U.S. stocks tumbled the most in more than a month, joining a global equity selloff sparked by concern Italy’s political woes will destabilize Europe. Treasuries surged, oil plunged and the yen rallied.
Selling in American equities picked up pace after European shares closed with the worst drop since March. Bank shares paced the rout as the 10-year Treasury yield sank as much as 17 basis points, the most since the U.K. voted to exit the European Union in June 2016.
The dollar climbed as the euro plunged to its lowest since July 2017. Stock volatility soared and investors sought haven assets from the yen to the Swiss franc.
The prospect that Italy might need a fresh election that could be a referendum on the nation’s inclusion in the euro zone rattled global financial markets.
While U.S. assets looked like they’d avoid the worst of the selling, the risk-off tone gripped investors as Europe staggered to an ugly close.
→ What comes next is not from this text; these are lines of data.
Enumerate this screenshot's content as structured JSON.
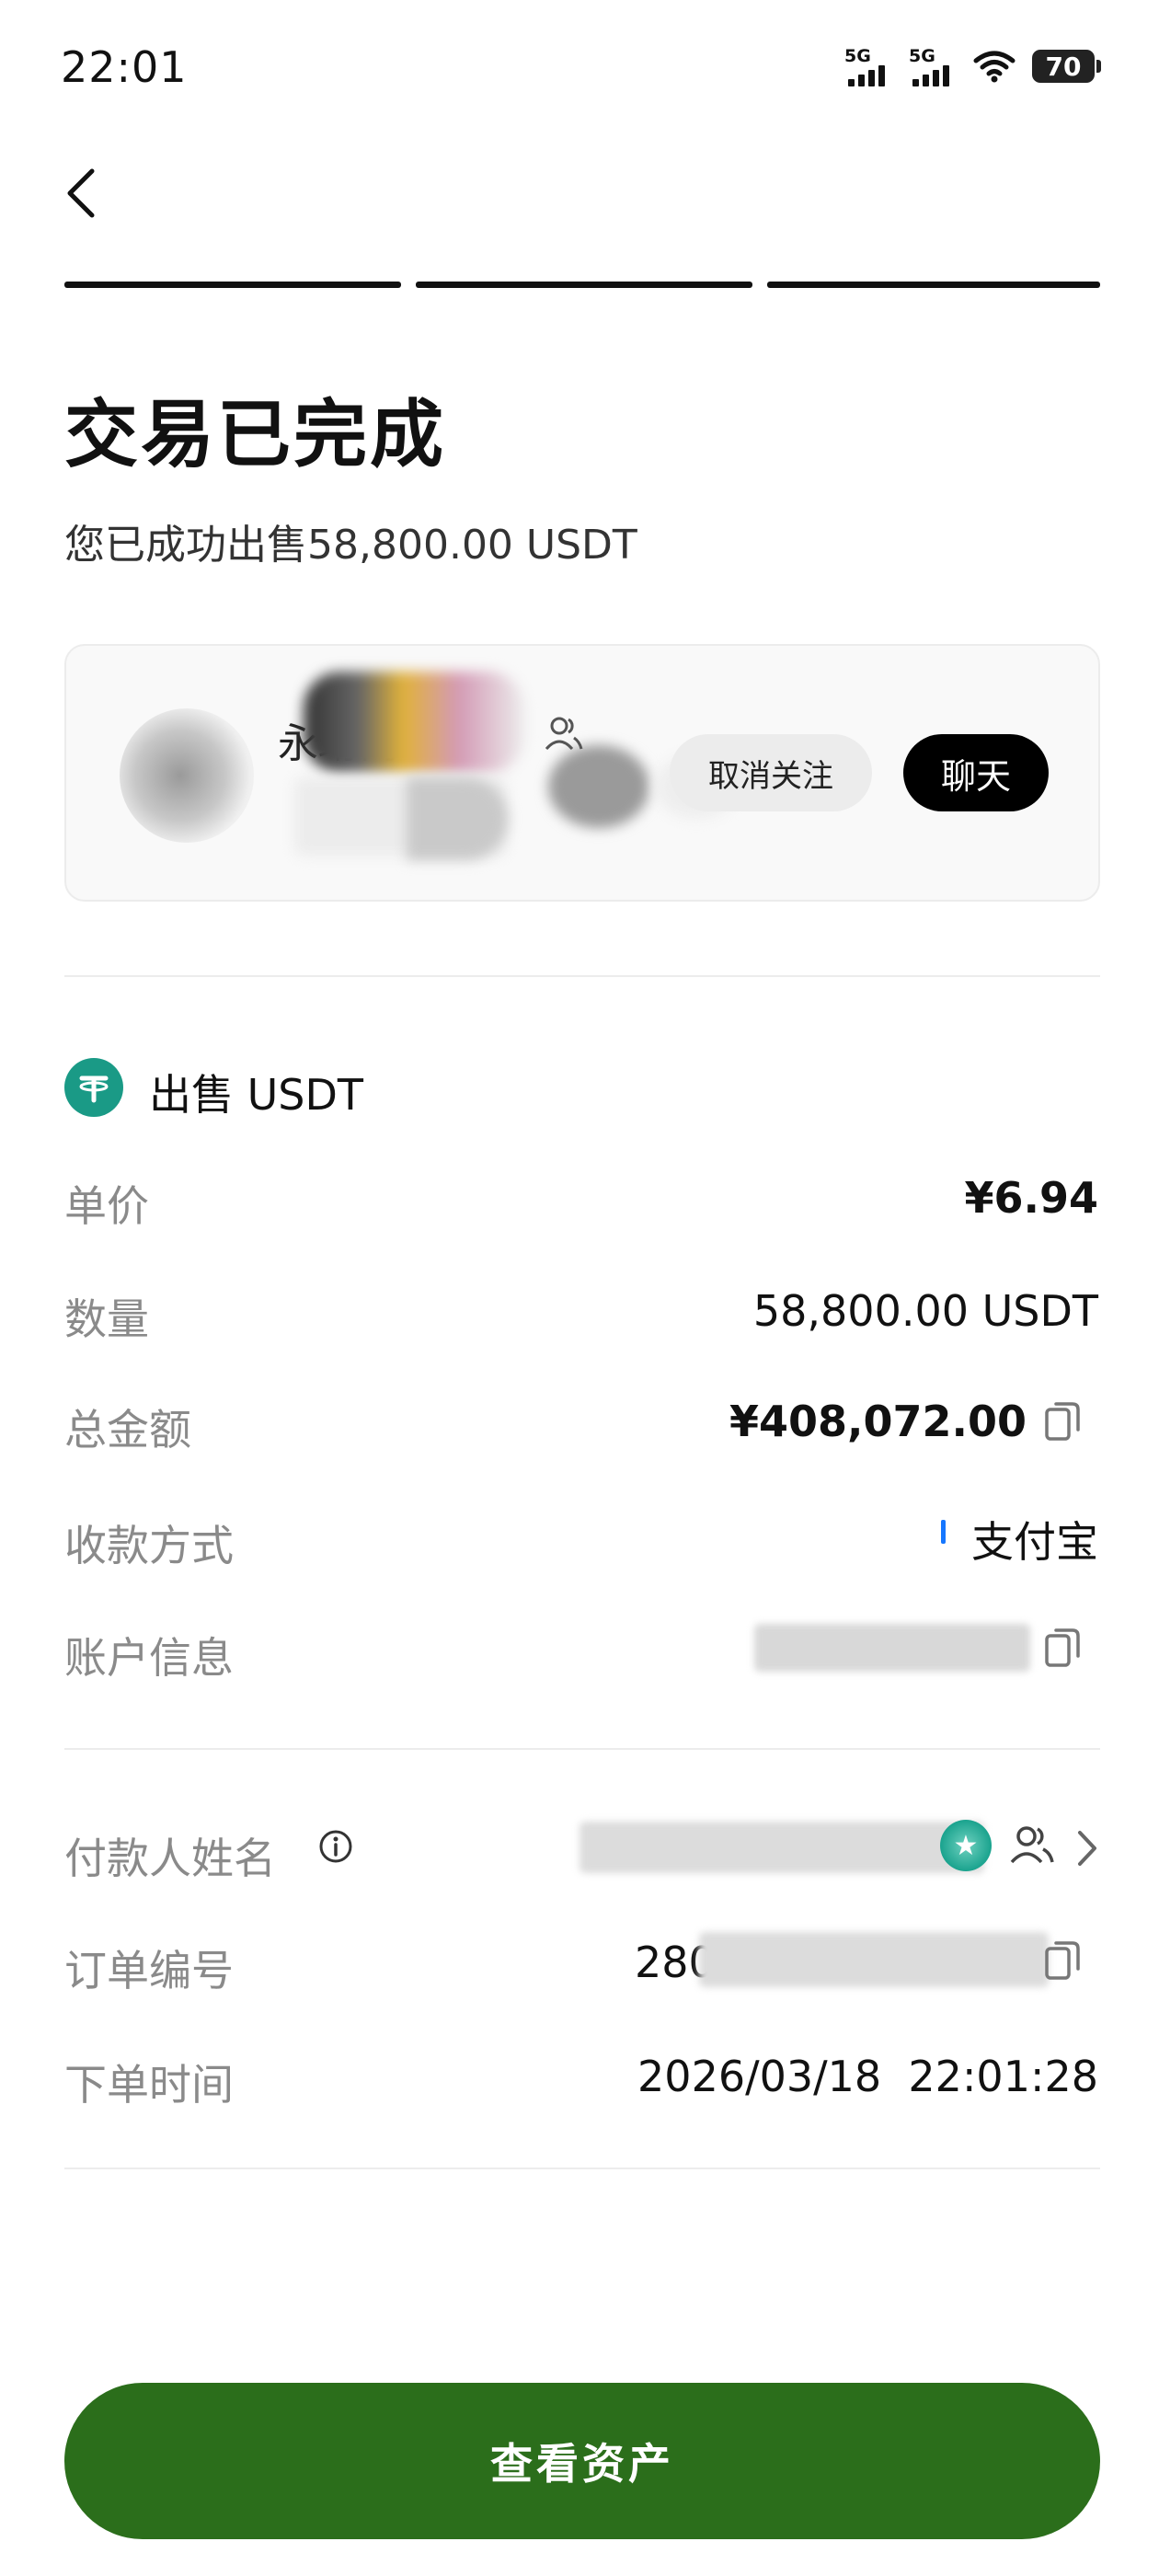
{
  "status_bar": {
    "time": "22:01",
    "net1": "5G",
    "net2": "5G",
    "battery": "70",
    "icons": [
      "signal-5g-icon",
      "signal-5g-icon",
      "wifi-icon",
      "battery-icon"
    ]
  },
  "nav": {
    "back_icon": "chevron-left-icon"
  },
  "progress": {
    "steps_total": 3,
    "steps_completed": 3
  },
  "header": {
    "title": "交易已完成",
    "subtitle": "您已成功出售58,800.00 USDT"
  },
  "merchant": {
    "name_visible": "永珩商",
    "unfollow_label": "取消关注",
    "chat_label": "聊天"
  },
  "order": {
    "section_title": "出售 USDT",
    "coin_icon": "tether-icon",
    "rows": {
      "price": {
        "label": "单价",
        "value": "¥6.94"
      },
      "quantity": {
        "label": "数量",
        "value": "58,800.00 USDT"
      },
      "total": {
        "label": "总金额",
        "value": "¥408,072.00"
      },
      "payment_method": {
        "label": "收款方式",
        "value": "支付宝"
      },
      "account_info": {
        "label": "账户信息"
      }
    },
    "details": {
      "payer_name": {
        "label": "付款人姓名"
      },
      "order_no": {
        "label": "订单编号",
        "value_prefix": "280"
      },
      "order_time": {
        "label": "下单时间",
        "value": "2026/03/18  22:01:28"
      }
    }
  },
  "cta": {
    "label": "查看资产"
  },
  "colors": {
    "primary_button": "#2b6e1b",
    "tether": "#1a9a86",
    "alipay": "#1677ff"
  }
}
Investors are also keeping an eye on geopolitical issues, with the Trump administration giving conflicting signals on talks with North Korea and plowing ahead with plans for tariffs on Chinese goods.
Italian Political Turmoil and its Impact on Markets
Political turmoil in Italy is rekindling memories of the euro zone’s woes of the past decade, and caution is spilling over into global markets. Pro- and anti-European forces are at loggerheads in Rome, with another election expected as early as September after parties failed to form a government in the wake of a poll in March.
“The political situation in Italy is troublesome and then you get broader concerns about the strength of the euro market in general and that in turn has some people thinking maybe the Fed here in the U.S. slows down on raising rates,” Peter Jankovskis, co-chief investment officer at Oakbrook Investments, said by phone. “That’s been a big pillar for the financials overall, that rates will continue to rise and their margins will continue to improve because of that.”